Top Three Takeaways of 2018: Tentatively Transitioning

Sophie Wade
4 min readJan 1, 2019

We are on the doorstep of the New Year and expectations are bubbling up, good and otherwise. To advance with fresh — and informed — anticipation, let’s consolidate learnings from an eventful twelve months as they come to a close.

Do you recognize the same takeaways from the turbulence of your own 2018? Have you been noticing evidence of the new zeitgeist — whether faint traces or bold signs? Have your business operations already been disrupted to absorb technology’s determined and unrelenting strides forward? How have your company’s executives and entire workforce been embracing the progress?

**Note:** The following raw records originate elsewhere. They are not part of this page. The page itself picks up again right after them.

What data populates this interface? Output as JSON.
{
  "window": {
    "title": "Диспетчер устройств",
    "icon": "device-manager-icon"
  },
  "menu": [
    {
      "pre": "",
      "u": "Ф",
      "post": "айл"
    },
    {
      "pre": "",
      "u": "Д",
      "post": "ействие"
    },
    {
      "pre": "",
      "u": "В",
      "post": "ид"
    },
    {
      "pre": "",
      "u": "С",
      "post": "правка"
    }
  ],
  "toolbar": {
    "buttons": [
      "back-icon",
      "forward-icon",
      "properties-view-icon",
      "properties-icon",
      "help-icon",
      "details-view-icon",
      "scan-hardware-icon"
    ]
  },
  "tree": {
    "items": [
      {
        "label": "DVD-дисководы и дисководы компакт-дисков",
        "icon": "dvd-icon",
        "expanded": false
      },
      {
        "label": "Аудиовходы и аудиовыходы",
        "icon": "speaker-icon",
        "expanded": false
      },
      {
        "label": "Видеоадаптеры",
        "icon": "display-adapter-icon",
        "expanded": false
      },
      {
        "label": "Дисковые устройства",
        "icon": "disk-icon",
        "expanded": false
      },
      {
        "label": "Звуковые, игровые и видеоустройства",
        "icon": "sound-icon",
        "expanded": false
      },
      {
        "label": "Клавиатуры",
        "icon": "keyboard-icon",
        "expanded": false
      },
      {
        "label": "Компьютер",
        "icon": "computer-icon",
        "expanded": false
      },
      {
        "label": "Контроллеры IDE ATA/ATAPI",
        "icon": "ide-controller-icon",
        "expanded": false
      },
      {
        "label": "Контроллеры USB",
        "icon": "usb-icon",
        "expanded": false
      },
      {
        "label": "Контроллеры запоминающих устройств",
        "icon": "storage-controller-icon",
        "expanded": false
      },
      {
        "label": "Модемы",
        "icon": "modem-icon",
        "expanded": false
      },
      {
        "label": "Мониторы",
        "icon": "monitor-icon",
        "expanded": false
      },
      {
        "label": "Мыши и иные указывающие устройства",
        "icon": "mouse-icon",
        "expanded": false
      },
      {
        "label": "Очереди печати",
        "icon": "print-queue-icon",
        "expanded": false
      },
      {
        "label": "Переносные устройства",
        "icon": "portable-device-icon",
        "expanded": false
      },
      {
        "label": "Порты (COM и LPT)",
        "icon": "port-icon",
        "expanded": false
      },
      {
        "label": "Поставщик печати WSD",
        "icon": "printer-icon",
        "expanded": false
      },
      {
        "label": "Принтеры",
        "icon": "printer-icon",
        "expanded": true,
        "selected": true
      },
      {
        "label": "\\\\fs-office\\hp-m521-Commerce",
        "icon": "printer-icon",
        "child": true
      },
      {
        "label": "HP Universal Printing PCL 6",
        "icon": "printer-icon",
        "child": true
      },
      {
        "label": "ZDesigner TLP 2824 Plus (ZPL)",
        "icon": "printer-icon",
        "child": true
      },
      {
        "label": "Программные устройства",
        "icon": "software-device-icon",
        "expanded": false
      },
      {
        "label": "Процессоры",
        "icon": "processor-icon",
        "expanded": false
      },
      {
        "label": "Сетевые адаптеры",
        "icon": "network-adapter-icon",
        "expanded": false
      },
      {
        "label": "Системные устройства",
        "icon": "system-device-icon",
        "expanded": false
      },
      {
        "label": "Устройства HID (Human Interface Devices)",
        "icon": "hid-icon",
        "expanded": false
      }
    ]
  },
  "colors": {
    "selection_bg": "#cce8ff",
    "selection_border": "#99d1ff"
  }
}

It’s been quite a ride. We have been acknowledging, resisting, accepting, recognizing, and struggling with the messy world of change that is our new reality. There is realization combined with confusion now that the old rules — the conventions that have structured and guided our working lives — simply aren’t working anymore.

Times are a-changing…fast. Technology developments have been pushing many of us well past our comfort zones into new: concepts, approaches, ways of thinking, and modes of operation. Some executives and employees are active practitioners of the New World of Work. Some are continuing the linear, consistent trajectory of traditional work routines. The concoction of styles, the mix of mindsets, and the clash of approaches have been at different times unsettling, unrewarding, unproductive, and definitely ‘messy’. Here’s what has been going on…

TIPPING INTO TRANSFORMATION. Tipping points have been summited as:

- Revenue streams change — Technology has been disrupting income sources e.g. accounting firms’ core audit revenues have started being automated away;

- Jobs go unfilled — Quality talent has been indicating their preferences for companies with their desired purpose/values/benefits OR (new or imminent threat of) automation has been deterring new entrants from filling low level positions such as in legal practices;

- Turnover rises — Employers’ traditional culture, leadership, and or lack of inclusion have been causing defections in rising numbers in a tight job market COUPLED WITH new career paradigms that are diversified, self-directed, and focused on income — not job —

Sophie Wade

Workforce Innovator. Speaker. Author-Exec MBA textbk Embracing Progress. Integrating Empathy@Work in: leadership, multigeneration collaboration, remote working